§ WHAT IS EXPECTED
Among the records below, which lines contain the string "Space"? Report them.

§ DATA RECORDS
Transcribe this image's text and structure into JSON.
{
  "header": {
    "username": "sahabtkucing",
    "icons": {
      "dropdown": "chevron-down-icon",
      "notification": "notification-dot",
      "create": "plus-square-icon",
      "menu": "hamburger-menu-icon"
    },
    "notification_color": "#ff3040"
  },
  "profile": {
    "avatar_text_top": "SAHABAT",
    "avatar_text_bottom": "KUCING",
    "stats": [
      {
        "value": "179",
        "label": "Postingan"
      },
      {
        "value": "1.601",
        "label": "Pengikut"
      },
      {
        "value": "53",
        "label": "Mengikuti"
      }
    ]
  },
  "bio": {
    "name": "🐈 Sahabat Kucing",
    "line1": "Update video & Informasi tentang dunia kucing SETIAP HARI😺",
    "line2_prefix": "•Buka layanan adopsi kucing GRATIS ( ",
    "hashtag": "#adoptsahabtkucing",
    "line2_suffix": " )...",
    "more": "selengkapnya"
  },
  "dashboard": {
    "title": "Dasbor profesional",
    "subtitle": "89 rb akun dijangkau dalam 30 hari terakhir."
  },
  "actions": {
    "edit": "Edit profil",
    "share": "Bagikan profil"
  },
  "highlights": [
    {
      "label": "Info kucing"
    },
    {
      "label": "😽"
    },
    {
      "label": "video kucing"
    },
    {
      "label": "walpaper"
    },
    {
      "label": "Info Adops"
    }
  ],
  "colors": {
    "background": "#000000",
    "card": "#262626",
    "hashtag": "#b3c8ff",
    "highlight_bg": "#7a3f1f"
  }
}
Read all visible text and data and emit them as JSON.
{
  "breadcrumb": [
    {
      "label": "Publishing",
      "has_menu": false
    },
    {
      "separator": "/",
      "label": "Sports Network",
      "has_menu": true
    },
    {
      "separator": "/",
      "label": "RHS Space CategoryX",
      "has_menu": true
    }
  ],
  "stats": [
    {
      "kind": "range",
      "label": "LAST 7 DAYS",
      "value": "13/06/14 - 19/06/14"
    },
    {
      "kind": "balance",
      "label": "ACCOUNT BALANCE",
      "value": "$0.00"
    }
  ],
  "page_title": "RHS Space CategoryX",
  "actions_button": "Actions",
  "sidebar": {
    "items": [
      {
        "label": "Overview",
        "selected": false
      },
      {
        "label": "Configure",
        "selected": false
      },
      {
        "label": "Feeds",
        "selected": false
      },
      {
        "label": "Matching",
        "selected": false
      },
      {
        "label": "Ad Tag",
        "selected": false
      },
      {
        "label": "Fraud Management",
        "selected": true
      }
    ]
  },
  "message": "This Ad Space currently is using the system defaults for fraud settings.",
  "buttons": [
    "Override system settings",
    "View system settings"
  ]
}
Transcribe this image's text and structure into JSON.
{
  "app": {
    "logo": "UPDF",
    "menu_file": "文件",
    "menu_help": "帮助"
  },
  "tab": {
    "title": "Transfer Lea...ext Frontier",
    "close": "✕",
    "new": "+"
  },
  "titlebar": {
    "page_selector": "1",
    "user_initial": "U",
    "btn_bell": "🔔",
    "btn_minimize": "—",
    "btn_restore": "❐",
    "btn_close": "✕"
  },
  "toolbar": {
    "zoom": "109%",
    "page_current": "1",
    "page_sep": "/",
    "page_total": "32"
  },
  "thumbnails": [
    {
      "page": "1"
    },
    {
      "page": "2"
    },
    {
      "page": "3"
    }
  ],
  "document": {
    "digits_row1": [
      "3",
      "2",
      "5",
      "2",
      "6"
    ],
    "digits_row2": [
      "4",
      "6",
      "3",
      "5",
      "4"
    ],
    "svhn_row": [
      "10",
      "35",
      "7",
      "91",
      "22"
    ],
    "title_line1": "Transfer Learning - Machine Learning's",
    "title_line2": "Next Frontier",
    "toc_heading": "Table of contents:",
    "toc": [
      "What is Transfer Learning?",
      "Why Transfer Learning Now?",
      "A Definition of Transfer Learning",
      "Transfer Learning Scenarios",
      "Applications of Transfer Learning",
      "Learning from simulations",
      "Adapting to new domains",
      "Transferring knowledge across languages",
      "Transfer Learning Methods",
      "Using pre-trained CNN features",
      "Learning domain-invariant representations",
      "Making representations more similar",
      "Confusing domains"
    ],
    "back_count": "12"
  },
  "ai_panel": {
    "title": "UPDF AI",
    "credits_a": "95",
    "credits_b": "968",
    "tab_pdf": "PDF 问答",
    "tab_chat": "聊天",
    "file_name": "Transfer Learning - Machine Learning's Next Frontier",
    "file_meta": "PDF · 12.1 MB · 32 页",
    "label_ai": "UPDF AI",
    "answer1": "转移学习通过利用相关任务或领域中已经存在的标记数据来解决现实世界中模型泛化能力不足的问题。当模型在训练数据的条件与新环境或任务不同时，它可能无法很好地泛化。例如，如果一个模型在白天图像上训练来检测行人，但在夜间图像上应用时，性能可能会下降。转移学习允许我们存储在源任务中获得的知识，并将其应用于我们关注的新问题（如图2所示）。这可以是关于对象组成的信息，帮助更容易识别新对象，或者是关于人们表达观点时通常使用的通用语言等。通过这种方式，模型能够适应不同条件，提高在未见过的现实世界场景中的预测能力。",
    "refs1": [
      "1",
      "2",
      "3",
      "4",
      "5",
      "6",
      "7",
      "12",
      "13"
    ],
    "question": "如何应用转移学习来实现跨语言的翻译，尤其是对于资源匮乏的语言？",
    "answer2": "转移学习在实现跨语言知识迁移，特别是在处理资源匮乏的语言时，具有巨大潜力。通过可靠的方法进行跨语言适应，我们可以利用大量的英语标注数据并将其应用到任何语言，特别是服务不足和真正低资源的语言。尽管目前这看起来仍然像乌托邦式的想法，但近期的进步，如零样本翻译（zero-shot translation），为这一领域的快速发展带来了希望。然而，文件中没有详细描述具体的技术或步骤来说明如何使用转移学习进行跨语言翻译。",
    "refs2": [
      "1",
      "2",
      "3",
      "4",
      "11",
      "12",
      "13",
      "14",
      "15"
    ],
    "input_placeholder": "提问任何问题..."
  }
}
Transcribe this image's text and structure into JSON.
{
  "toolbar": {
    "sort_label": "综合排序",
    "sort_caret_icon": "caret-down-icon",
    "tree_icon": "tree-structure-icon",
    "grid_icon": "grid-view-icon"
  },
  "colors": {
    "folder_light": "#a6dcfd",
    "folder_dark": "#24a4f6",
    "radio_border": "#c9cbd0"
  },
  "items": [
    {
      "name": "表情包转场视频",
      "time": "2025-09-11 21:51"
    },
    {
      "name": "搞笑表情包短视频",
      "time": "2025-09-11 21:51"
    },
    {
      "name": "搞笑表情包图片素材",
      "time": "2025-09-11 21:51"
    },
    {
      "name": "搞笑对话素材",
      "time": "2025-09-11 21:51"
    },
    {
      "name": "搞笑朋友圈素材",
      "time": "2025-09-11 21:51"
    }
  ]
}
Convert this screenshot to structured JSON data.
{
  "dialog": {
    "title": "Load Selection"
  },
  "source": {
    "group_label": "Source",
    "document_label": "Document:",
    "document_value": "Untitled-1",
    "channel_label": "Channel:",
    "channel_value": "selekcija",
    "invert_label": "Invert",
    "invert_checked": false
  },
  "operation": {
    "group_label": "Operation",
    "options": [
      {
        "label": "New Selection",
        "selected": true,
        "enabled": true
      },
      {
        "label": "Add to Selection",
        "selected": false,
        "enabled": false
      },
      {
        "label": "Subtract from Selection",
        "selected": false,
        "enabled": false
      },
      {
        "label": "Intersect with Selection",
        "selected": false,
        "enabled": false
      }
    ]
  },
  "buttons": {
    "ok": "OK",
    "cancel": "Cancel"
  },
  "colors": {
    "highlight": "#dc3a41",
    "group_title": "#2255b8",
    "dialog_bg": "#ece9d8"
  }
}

§ THE COMPLETED TASK
      "label": "RHS Space CategoryX",
  "page_title": "RHS Space CategoryX",
  "message": "This Ad Space currently is using the system defaults for fraud settings.",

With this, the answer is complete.